Getting adequate nutrition can be a challenge as you get older. Several key nutrients in particular may be in short supply as you age:
B12 is important for creating red blood cells and DNA, and for maintaining healthy nerve function. The richest sources include fish, meat, poultry, eggs, milk, and milk products.
Older people whose diets don't include a lot of fruits and vegetables or fortified breakfast cereals may be falling short. "Still, if you don't eat breakfast cereals or plenty of fruits and vegetables, it's wise to ask your doctor if you should take a supplement that contains folate," says Kathleen Zelman, RD, director of nutrition for WebMD.
Calcium plays many roles in the body. But it is most important for building and maintaining strong bones. Help yourself to three servings a day of low-fat milk and other dairy products. Other good dietary sources of calcium include kale and broccoli, as well as juices fortified with calcium.

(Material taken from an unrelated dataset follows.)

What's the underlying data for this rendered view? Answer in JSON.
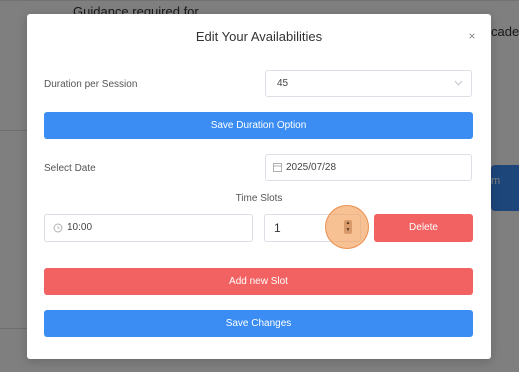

"Vitamin D helps the body absorb calcium, maintain bone density, and prevent osteoporosis," says Zelman. Recent findings suggest that vitamin D may also protect against some chronic diseases, including cancer, type 1 diabetes, rheumatoid arthritis, multiple sclerosis, and autoimmune diseases. In older people, vitamin D deficiency has also been linked to increased risk of falling. Many foods are fortified with vitamin D, including cereals, milk, some yoghurts, and juices. Vitamin D is found in salmon, tuna, and eggs.
This essential mineral is vital for cell function and has also been shown to help reduce high blood pressure and the risk of kidney stones. Banana, prunes, plums, and potatoes with their skin are particularly rich in potassium.
Getting enough can help keep your immune system in top shape, your heart healthy, and your bones strong. Fill your plate with as many unprocessed foods as possible, including fresh fruits, vegetables, nuts, whole grains, beans and seeds.
Fibre helps promote healthy digestion by moving foods through the digestive tract. Foods rich in fibre include whole grains, beans, fruits, and vegetables.
These unsaturated fats, found primarily in fish, have a wide range of benefits, including lowering triglyceride levels and risk of abnormal heart rhythms that can lead to sudden death. Nutrition experts recommend helping yourself to at least two servings of fish a week. Salmon, tuna, sardines, and mackerel are especially high in omega-3 fats. Some vegetable sources of omega 3 include soybeans, walnuts, flaxseed, and canola oil.
Water might not seem like an essential vitamin or mineral, but it is crucial for good health. With age, sense of thirst may decline. Nutritionists recommend you drink 3 to 5 large glasses of water each day, says Zelman. One sign that you're drinking enough is the colour of your urine. It should be pale yellow. If it is bright or dark yellow, you may need to drink more liquids.
Remember to always talk to your doctor before you begin taking supplements.